:: PROVIDED DATA
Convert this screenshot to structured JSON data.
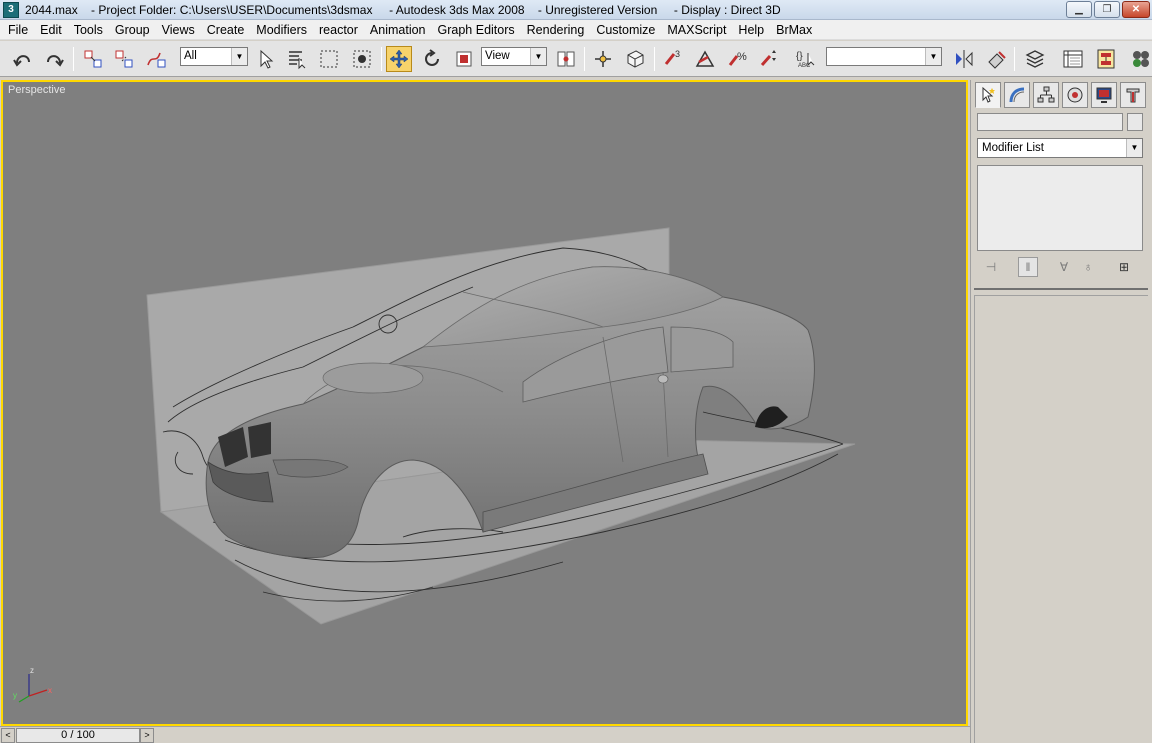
{
  "window": {
    "title": "2044.max    - Project Folder: C:\\Users\\USER\\Documents\\3dsmax     - Autodesk 3ds Max 2008    - Unregistered Version     - Display : Direct 3D",
    "icon_label": "3",
    "minimize_icon": "minimize-icon",
    "maximize_icon": "maximize-icon",
    "close_icon": "close-icon"
  },
  "menubar": {
    "items": [
      "File",
      "Edit",
      "Tools",
      "Group",
      "Views",
      "Create",
      "Modifiers",
      "reactor",
      "Animation",
      "Graph Editors",
      "Rendering",
      "Customize",
      "MAXScript",
      "Help",
      "BrMax"
    ]
  },
  "toolbar": {
    "selection_filter": "All",
    "reference_coord": "View",
    "named_selection": ""
  },
  "viewport": {
    "label": "Perspective",
    "axis_x": "x",
    "axis_y": "y",
    "axis_z": "z",
    "background_color": "#7f7f7f",
    "active_border_color": "#ffd800"
  },
  "command_panel": {
    "name_value": "",
    "modifier_list": "Modifier List"
  },
  "timeslider": {
    "frame": "0 / 100",
    "prev_label": "<",
    "next_label": ">"
  }
}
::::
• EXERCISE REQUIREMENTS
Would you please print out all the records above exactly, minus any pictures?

• SOLUTION BELOW
Convert this screenshot to structured JSON data.
{
  "window": {
    "title": "2044.max    - Project Folder: C:\\Users\\USER\\Documents\\3dsmax     - Autodesk 3ds Max 2008    - Unregistered Version     - Display : Direct 3D",
    "icon_label": "3",
    "minimize_icon": "minimize-icon",
    "maximize_icon": "maximize-icon",
    "close_icon": "close-icon"
  },
  "menubar": {
    "items": [
      "File",
      "Edit",
      "Tools",
      "Group",
      "Views",
      "Create",
      "Modifiers",
      "reactor",
      "Animation",
      "Graph Editors",
      "Rendering",
      "Customize",
      "MAXScript",
      "Help",
      "BrMax"
    ]
  },
  "toolbar": {
    "selection_filter": "All",
    "reference_coord": "View",
    "named_selection": ""
  },
  "viewport": {
    "label": "Perspective",
    "axis_x": "x",
    "axis_y": "y",
    "axis_z": "z",
    "background_color": "#7f7f7f",
    "active_border_color": "#ffd800"
  },
  "command_panel": {
    "name_value": "",
    "modifier_list": "Modifier List"
  },
  "timeslider": {
    "frame": "0 / 100",
    "prev_label": "<",
    "next_label": ">"
  }
}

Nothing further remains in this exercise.